> Problem: Scan the records for the word "商家自营". Report each line where it occurs.

Data about app and page elements
BEGIN

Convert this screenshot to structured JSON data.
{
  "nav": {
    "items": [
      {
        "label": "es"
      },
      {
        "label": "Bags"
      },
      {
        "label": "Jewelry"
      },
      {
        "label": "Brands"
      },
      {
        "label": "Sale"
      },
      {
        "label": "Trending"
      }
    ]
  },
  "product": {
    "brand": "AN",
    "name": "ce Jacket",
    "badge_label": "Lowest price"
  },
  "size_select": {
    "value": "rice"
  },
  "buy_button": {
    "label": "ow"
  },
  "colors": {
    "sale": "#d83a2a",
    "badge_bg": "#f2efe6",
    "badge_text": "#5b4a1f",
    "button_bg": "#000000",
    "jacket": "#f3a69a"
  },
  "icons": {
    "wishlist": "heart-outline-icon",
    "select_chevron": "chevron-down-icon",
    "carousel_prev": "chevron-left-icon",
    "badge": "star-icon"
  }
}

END
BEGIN

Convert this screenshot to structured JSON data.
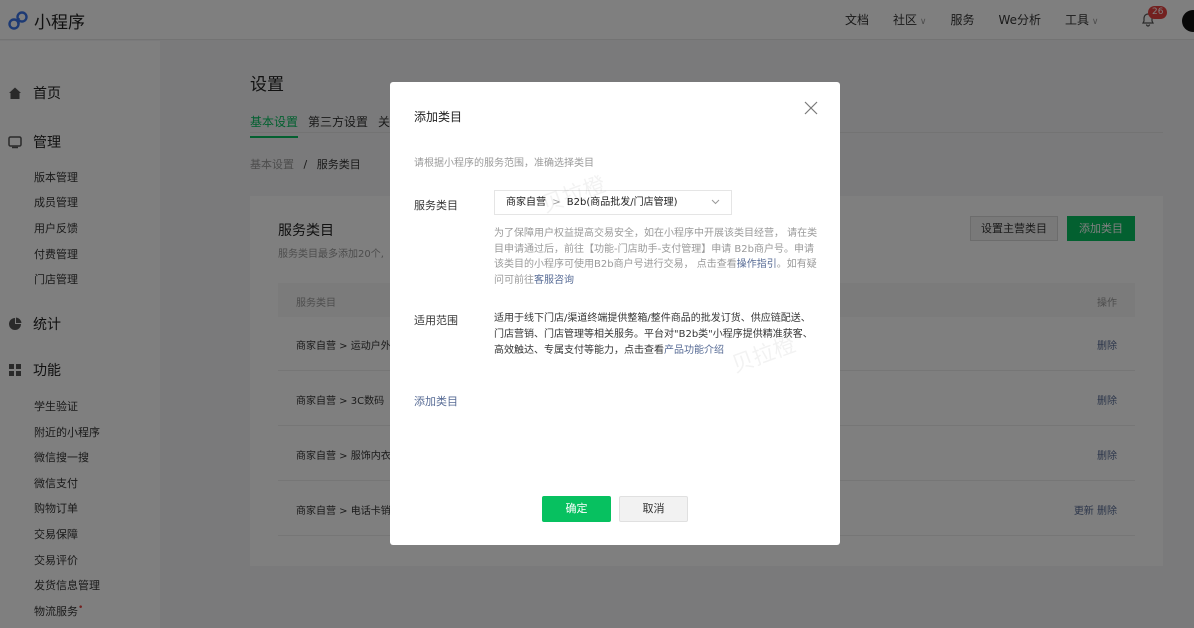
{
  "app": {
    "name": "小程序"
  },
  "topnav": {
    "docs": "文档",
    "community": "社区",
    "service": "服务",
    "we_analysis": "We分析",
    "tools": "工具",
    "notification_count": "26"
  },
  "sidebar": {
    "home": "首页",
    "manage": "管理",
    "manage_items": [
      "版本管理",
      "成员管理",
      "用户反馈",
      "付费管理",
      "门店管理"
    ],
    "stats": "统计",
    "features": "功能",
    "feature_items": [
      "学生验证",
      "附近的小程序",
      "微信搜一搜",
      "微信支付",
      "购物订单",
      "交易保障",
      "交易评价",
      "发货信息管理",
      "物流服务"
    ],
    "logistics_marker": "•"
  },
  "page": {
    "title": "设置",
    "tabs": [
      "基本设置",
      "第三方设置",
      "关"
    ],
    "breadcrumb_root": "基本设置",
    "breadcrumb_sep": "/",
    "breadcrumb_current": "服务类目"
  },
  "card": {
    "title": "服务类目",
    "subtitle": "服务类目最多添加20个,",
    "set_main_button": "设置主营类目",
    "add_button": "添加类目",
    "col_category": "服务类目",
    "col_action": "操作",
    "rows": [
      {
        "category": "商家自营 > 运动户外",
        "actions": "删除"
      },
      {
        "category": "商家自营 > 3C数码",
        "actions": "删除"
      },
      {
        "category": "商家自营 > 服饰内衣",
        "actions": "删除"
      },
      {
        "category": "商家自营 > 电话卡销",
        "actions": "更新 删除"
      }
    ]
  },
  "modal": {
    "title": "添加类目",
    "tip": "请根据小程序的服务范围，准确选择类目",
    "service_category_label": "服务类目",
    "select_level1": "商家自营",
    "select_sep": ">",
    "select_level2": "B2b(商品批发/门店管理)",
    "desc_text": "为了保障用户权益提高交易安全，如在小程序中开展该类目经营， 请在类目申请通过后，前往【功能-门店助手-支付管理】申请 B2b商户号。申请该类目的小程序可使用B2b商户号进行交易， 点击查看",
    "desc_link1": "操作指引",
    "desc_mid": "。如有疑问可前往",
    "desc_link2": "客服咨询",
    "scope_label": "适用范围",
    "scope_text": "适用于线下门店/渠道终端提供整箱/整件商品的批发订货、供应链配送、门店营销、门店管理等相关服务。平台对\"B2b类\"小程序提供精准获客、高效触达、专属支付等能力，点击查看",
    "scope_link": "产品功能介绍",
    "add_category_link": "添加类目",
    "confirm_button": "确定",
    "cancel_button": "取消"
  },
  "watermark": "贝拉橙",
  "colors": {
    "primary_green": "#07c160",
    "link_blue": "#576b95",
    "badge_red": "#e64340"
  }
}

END

> Exercise output:
        "category": "商家自营 > 运动户外",
        "category": "商家自营 > 3C数码",
        "category": "商家自营 > 服饰内衣",
        "category": "商家自营 > 电话卡销",
    "select_level1": "商家自营",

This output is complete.